In the human body, carnitine acts as a regulator of lipid metabolism, facilitating the transfer of long-chain fatty acids from the cell cytosol to the inner mitochondrial membrane, where they are involved in the process of β-oxidation and become a source for the synthesis of adenosine triphosphate – ATP (J.L. Flanagan et al., 2010) . Biological activity has been established only for the levorotatory isomer - L-carnitine.
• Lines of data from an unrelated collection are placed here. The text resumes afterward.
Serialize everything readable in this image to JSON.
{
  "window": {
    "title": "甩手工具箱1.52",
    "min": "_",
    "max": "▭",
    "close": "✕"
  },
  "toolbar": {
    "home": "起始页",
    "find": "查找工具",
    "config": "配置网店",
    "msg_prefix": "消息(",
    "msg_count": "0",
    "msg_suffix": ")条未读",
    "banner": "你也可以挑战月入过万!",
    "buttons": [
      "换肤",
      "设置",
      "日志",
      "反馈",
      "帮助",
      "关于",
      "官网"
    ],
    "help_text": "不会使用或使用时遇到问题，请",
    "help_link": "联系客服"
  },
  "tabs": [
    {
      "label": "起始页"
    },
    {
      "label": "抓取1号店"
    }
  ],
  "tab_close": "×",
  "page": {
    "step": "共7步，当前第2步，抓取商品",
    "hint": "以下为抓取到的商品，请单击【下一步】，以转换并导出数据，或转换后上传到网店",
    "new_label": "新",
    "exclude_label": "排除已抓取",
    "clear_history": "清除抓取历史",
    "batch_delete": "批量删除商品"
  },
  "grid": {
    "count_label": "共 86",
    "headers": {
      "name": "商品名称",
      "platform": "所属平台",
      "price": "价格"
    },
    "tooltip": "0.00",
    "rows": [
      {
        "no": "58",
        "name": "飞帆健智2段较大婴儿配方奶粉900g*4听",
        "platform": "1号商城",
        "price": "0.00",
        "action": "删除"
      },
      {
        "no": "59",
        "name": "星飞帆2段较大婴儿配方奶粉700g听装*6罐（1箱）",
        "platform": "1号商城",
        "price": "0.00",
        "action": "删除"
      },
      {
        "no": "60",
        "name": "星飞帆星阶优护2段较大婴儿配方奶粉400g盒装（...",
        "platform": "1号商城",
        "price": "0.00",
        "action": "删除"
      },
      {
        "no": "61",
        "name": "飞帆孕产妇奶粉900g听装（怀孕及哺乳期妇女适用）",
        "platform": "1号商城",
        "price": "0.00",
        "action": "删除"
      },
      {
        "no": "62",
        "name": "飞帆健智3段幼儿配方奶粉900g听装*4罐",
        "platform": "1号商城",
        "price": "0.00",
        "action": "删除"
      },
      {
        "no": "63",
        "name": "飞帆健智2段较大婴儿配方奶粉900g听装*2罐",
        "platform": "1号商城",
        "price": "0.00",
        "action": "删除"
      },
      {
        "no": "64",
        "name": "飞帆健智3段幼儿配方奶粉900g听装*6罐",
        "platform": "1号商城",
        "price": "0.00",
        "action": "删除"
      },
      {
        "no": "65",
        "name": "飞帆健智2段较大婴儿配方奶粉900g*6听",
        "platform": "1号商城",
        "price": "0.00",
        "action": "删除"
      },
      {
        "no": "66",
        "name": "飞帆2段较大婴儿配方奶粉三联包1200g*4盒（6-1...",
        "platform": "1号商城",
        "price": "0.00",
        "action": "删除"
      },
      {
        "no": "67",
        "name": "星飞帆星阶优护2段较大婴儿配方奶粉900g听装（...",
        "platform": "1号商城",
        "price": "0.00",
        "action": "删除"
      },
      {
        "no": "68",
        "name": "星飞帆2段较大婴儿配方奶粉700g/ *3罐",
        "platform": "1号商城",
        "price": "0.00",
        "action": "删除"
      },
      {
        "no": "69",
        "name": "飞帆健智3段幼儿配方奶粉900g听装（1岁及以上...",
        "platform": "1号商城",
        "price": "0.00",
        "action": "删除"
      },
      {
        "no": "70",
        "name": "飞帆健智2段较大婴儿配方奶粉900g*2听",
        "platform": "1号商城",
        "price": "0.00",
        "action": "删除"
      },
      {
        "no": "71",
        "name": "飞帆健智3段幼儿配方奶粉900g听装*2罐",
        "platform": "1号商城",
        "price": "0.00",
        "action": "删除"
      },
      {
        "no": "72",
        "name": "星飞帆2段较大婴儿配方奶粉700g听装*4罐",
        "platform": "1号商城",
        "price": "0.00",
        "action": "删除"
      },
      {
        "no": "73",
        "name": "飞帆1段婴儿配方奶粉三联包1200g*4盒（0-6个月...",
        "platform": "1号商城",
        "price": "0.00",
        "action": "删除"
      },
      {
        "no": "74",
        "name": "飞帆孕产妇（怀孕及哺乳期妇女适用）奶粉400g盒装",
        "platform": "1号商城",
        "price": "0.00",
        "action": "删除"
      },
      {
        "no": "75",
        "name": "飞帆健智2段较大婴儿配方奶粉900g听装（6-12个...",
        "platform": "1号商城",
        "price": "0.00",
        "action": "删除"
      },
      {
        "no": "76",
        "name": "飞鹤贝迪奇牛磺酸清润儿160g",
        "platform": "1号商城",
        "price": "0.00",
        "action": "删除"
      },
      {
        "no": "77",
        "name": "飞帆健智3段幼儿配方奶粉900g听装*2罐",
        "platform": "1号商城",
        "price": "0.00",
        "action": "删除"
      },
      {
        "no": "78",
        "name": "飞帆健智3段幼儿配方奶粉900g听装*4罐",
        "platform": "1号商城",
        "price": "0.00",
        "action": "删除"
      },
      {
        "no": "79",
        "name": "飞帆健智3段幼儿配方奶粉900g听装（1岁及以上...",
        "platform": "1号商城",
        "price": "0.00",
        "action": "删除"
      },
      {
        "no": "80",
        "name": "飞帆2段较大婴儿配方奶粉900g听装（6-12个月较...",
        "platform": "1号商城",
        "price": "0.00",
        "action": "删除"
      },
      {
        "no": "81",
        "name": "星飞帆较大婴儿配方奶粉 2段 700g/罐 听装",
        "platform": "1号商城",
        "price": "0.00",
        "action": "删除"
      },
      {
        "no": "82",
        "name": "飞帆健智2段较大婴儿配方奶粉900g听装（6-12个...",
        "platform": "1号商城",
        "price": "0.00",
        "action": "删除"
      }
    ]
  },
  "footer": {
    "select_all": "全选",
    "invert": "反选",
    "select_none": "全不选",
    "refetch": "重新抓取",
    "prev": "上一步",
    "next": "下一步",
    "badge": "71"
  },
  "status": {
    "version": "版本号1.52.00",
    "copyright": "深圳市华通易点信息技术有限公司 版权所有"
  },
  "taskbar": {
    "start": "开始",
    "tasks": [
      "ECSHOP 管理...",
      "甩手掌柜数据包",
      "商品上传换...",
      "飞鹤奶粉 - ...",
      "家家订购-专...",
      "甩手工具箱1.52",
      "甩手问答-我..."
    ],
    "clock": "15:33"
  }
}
Recent studies have confirmed that L-carnitine is also an antioxidant, having the ability to neutralize free oxygen radicals (J. Kolodziejczyk et al., 2011; G.S. Ribas et al., 2014). In addition, L-carnitine exhibits anti-inflammatory properties, reducing the activity of inflammatory cytokines (V. Savica et al., 2005; M. Duranay et al., 2006; A. Shakeri et al., 2009).
Prepared by Dmitry Molchanov